In today’s world, open adoptions are more the norm than the exception. Many adoptive parents allow the birth parents to be involved in the life of the child. This is particularly true when the adoption is made between family members. If your child is adopted and you want him or her to know the truth, when is the right time to go about telling them, and how should you do it?
You may fear that your child will feel unwanted or unloved because they are not a part of you biologically, but if you approach the conversation in the right way, kids come away from it mostly unscathed, recognizing that your love for them has not changed.
Start during preschool years
If you have not used the word adoption with your child before, his or her preschool years are a good time to open the subject. This is the time when kids start asking where babies come from, and the ideal time to discuss the different ways that families can come together. When you approach the topic with your child, using the following guidelines:
- Be honest, direct and simple.
- Explain to your child that he or she was not born to you.
- Teach him or her that you chose to take care of them because the parents he or she was born to were unable to do so.
- Always highlight and emphasize the fact that your family wanted the child, not that you were forced to take him or her because no one else could.
- Explain the process of adoption and what you went through so that you could have him or her in your home.

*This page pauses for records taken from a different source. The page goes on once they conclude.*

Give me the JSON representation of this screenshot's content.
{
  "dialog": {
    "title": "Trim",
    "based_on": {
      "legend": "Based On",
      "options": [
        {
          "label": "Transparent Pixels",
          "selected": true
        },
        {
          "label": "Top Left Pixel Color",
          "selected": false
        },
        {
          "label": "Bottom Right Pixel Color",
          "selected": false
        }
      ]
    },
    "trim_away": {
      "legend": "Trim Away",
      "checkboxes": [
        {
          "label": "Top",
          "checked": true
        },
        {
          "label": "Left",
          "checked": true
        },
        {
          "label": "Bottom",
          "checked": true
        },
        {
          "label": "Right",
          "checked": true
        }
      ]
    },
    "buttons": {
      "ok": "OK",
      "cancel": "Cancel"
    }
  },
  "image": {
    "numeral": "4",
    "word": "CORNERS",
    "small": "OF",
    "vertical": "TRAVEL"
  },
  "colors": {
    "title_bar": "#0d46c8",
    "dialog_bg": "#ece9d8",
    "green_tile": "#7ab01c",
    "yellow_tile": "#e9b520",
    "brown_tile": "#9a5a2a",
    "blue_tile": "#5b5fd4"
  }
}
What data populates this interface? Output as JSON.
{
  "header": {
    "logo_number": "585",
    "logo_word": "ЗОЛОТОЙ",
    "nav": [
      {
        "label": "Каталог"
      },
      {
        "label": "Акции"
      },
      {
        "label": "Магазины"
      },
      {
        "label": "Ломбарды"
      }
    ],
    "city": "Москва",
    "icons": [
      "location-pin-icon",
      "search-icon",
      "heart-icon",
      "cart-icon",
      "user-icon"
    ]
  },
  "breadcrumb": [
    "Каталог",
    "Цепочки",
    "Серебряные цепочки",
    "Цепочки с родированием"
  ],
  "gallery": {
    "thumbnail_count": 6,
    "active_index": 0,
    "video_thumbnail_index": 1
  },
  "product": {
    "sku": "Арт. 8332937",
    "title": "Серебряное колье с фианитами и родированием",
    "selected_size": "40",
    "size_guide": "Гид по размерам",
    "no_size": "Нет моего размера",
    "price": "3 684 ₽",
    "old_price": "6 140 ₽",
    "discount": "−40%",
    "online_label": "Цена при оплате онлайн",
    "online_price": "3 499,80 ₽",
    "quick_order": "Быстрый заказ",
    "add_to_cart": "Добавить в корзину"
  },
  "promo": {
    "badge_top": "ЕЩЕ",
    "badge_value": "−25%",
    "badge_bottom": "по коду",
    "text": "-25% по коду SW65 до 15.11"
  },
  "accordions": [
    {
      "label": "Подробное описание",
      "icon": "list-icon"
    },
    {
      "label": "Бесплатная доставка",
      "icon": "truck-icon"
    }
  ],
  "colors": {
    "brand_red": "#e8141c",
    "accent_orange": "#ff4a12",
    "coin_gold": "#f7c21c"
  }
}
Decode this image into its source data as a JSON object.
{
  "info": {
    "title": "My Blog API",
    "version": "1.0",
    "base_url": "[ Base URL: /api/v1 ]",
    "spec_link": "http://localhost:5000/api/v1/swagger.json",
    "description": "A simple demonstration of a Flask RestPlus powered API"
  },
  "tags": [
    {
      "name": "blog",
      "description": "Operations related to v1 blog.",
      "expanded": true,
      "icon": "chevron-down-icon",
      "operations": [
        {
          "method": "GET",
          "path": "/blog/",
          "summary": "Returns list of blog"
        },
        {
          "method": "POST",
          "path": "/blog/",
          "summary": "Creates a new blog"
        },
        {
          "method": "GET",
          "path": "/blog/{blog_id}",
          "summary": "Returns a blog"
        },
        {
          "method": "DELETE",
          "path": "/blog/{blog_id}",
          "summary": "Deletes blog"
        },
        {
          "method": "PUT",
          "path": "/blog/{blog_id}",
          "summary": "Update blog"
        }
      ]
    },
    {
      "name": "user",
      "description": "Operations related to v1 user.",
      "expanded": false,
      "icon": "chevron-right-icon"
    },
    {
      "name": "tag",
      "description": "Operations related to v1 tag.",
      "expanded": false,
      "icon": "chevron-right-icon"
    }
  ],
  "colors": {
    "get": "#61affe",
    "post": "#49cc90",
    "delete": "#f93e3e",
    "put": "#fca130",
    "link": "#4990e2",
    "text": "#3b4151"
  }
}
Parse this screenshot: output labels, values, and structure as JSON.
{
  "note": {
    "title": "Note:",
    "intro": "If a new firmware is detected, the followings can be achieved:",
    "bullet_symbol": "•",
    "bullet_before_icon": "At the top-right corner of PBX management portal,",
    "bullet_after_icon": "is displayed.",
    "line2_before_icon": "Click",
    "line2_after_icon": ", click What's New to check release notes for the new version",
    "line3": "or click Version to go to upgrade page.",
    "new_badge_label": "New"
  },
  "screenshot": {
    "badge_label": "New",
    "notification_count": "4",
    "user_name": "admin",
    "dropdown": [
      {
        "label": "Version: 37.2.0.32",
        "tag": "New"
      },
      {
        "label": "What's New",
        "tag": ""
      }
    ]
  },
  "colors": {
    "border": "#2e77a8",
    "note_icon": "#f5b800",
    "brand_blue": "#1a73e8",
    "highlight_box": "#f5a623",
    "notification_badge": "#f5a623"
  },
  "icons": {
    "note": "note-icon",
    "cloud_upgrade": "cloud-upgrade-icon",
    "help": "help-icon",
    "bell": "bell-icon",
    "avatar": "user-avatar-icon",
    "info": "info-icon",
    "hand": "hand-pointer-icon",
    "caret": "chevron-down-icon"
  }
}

Your child is likely to have a lot of questions, and there may be a lot of information he or she cannot process this young. Allow questions about whatever he or she would like to discuss, and keep communication lines open even after the conversation ends.
Always take cues from your child. If he or she asks if they came out of your stomach, explain pregnancy and birth in the right context. Teach your child that he or she grew in another stomach and then came to live in your house. Whatever age you tell your kids that they are adopted, you can guarantee that they will have questions in the future, and they should always feel as if they can approach you with them.
Prevent problems before they start
Adoption can be a messy process, particularly when it is between family members or you are adopting from another country. If you want to make sure that all the details are handled correctly and your adopted child is set up for success, speak to an attorney before you start the adoption proceedings.